A panoramic sunroof is also standard, as is a heated steering wheel. The Technik trim upgrades the camera from rear-view only to above-view and adds in heated and cooled cup holders. It also adds ambient lighting with a colour selector, a feature that’s more common in luxury vehicles recently but that I find easily turns gaudy. (Of course, the option is always there to set it to white and forget it.) Admittedly, though, when the colour is tasteful, its reflection does set off really beautifully against this test car’s optional carbon-fibre inlays.
Infotainment and ergonomic updates inside
One of the most dramatic changes in the new Q5, and therefore the new SQ5, is the new layout of the centre console. The shifter has been pulled back and the volume knob, which is still offset to the right, has been moved up, which means that one doesn’t get in the way of the other as easily as with the previous generation.
This makes room at the top for Audi’s touch interface, which is large enough to accept finger-drawn letters and pinch-and-pull inputs. This style of interface is becoming less common, so this might be a selling point for those who prefer it. I’m more of a dial person, and this layout’s functionality is very good in that regard as well. I especially enjoy that a quick tap left and right on the volume knob advances the radio station one at a time. (It’s the little things.) The system, as with most new Audi products, is equipped with Apple CarPlay and Android Auto as standard.
Safety upgrades galore, but largely optional
Select the Progressiv trim of the SQ5 and the suite of on-board safety and driver assistance systems is relatively rudimentary: Audi pre-sense basic, which closes the windows and tightens the belts when a collision is imminent, plus high-beam assist and front and rear parking sensors are about the extent of it.
Upgrade to the Technik trim, though, and the list expands extensively: Audi connect assistance and security (emergency calling, online roadside assistance, remote lock/unlock, stolen vehicle locator, geofencing, valet and speed alerts), Audi pre-sense rear (like basic, but for rear-end collisions), rear cross-traffic alert, Audi side assist (blind-spot monitoring), and exit warning (alerts you to vehicles approaching from behind when the car is stopped).
This tester is also equipped with the optional Advanced Driver Assistance Package, which adds on adaptive cruise control with stop and go, Audi pre-sense front (forward collision mitigation), Audi pre-sense city (cross-traffic vehicle and pedestrian detection), traffic sign recognition, Audi active lane assist (lane-keeping), and traffic congestion assist.
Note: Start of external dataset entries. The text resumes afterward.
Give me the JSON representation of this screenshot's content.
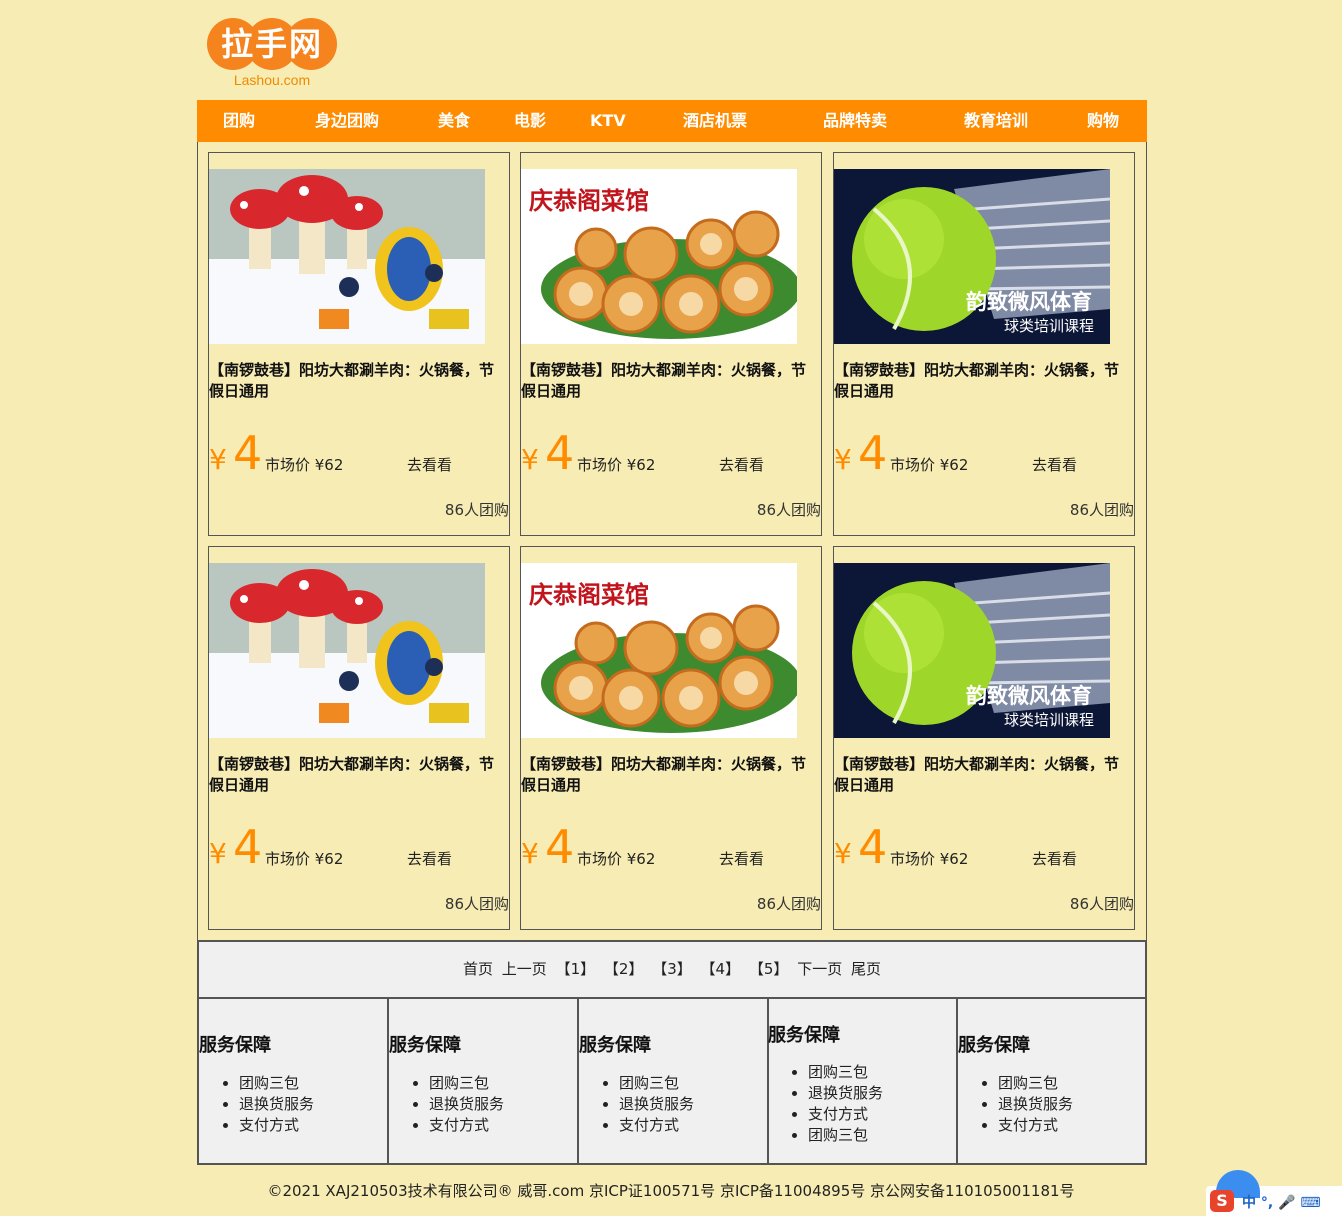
{
  "logo": {
    "text": "拉手网",
    "sub": "Lashou.com"
  },
  "nav": [
    "团购",
    "身边团购",
    "美食",
    "电影",
    "KTV",
    "酒店机票",
    "品牌特卖",
    "教育培训",
    "购物"
  ],
  "products": [
    {
      "image": "snow-park-photo",
      "title": "【南锣鼓巷】阳坊大都涮羊肉：火锅餐，节假日通用",
      "yen": "¥",
      "price": "4",
      "market": "市场价 ¥62",
      "action": "去看看",
      "count": "86人团购"
    },
    {
      "image": "food-dumplings-photo",
      "title": "【南锣鼓巷】阳坊大都涮羊肉：火锅餐，节假日通用",
      "yen": "¥",
      "price": "4",
      "market": "市场价 ¥62",
      "action": "去看看",
      "count": "86人团购",
      "image_text": "庆恭阁菜馆"
    },
    {
      "image": "tennis-ball-photo",
      "title": "【南锣鼓巷】阳坊大都涮羊肉：火锅餐，节假日通用",
      "yen": "¥",
      "price": "4",
      "market": "市场价 ¥62",
      "action": "去看看",
      "count": "86人团购",
      "image_text": "韵致微风体育",
      "image_sub": "球类培训课程"
    },
    {
      "image": "snow-park-photo",
      "title": "【南锣鼓巷】阳坊大都涮羊肉：火锅餐，节假日通用",
      "yen": "¥",
      "price": "4",
      "market": "市场价 ¥62",
      "action": "去看看",
      "count": "86人团购"
    },
    {
      "image": "food-dumplings-photo",
      "title": "【南锣鼓巷】阳坊大都涮羊肉：火锅餐，节假日通用",
      "yen": "¥",
      "price": "4",
      "market": "市场价 ¥62",
      "action": "去看看",
      "count": "86人团购",
      "image_text": "庆恭阁菜馆"
    },
    {
      "image": "tennis-ball-photo",
      "title": "【南锣鼓巷】阳坊大都涮羊肉：火锅餐，节假日通用",
      "yen": "¥",
      "price": "4",
      "market": "市场价 ¥62",
      "action": "去看看",
      "count": "86人团购",
      "image_text": "韵致微风体育",
      "image_sub": "球类培训课程"
    }
  ],
  "pager": [
    "首页",
    "上一页",
    "【1】",
    "【2】",
    "【3】",
    "【4】",
    "【5】",
    "下一页",
    "尾页"
  ],
  "footer": [
    {
      "title": "服务保障",
      "items": [
        "团购三包",
        "退换货服务",
        "支付方式"
      ]
    },
    {
      "title": "服务保障",
      "items": [
        "团购三包",
        "退换货服务",
        "支付方式"
      ]
    },
    {
      "title": "服务保障",
      "items": [
        "团购三包",
        "退换货服务",
        "支付方式"
      ]
    },
    {
      "title": "服务保障",
      "items": [
        "团购三包",
        "退换货服务",
        "支付方式",
        "团购三包"
      ]
    },
    {
      "title": "服务保障",
      "items": [
        "团购三包",
        "退换货服务",
        "支付方式"
      ]
    }
  ],
  "copyright": "©2021 XAJ210503技术有限公司® 威哥.com 京ICP证100571号 京ICP备11004895号 京公网安备110105001181号",
  "ime": {
    "logo": "S",
    "text": "中 °, 🎤 ⌨"
  },
  "colors": {
    "background": "#f7ecb3",
    "nav": "#ff8c00",
    "accent": "#ff8c00",
    "panel": "#f0f0f0"
  }
}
Among a broadening range of competition in the performance SUV market, the 2018 Audi SQ5 is now one of the tamer offerings. Depending on what you realistically will use it for on a regular basis, this isn’t necessarily a bad thing. It’s approachable, practical, and delivers on elegant styling and a fulsome list of safety and connectivity offerings. For the long haul, it’s a steady all-rounder.
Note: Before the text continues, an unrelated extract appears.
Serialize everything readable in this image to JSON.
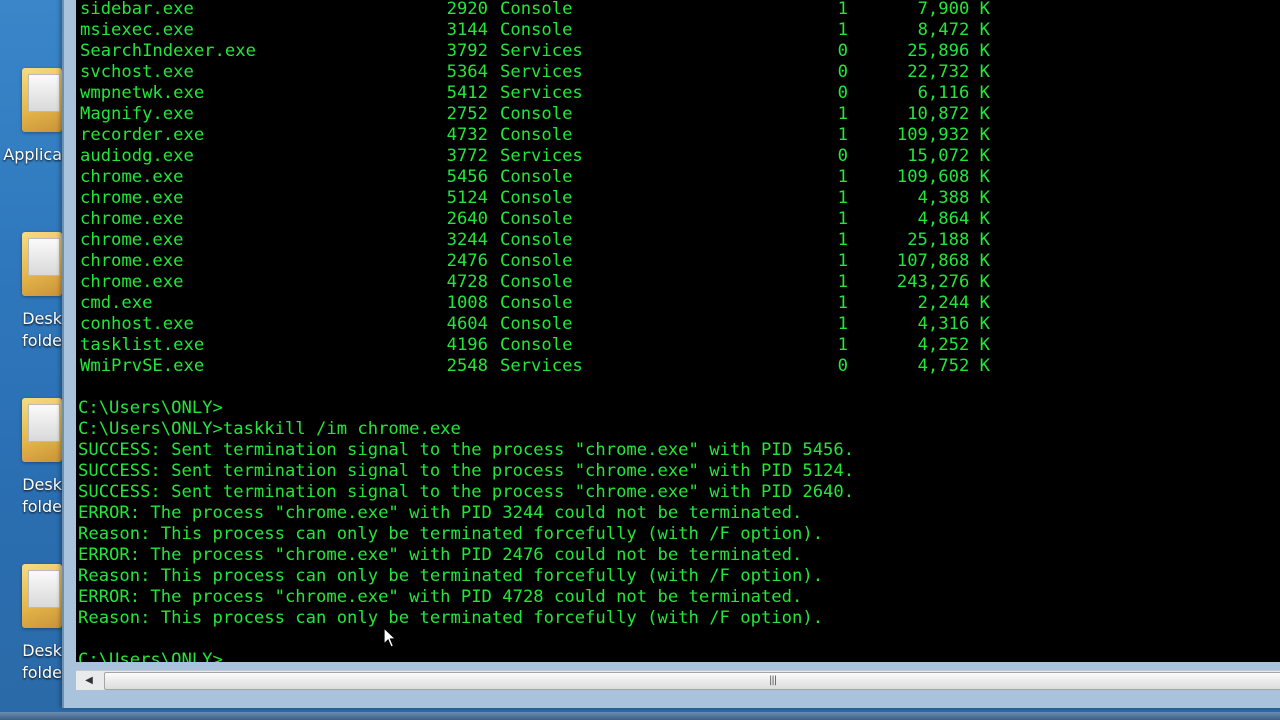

|Engine Displacement||3.0L||Model Tested||2018 Audi SQ5 Technik|
|Engine Cylinders||V6||Base Price||$65,900|
|Peak Horsepower||354 hp @ 5,400–6,400 rpm||A/C Tax||$100|
|Peak Torque||369 lb-ft @ 1,370–4,500 rpm||Destination Fee||$2,095|
|Fuel Economy||12.7/10.0/11.5 L/100 km city/hwy/cmb||Price as Tested||$74,495|
|Cargo Space||550 / 1,550 L|
$6,400 – S Adaptive Suspension $1,000; Advanced Driver Assistance Package [adaptive cruise control with stop and go, Audi pre-sense front (forward collision mitigation), Audi pre-sense city (cross-traffic vehicle and pedestrian detection), traffic sign recognition, Audi active lane assist (lane-keeping), traffic congestion assist] $1,600; carbon atlas inlays $900; quattro sport differential $1,900; 21" 5-twin spoke wheels $1,000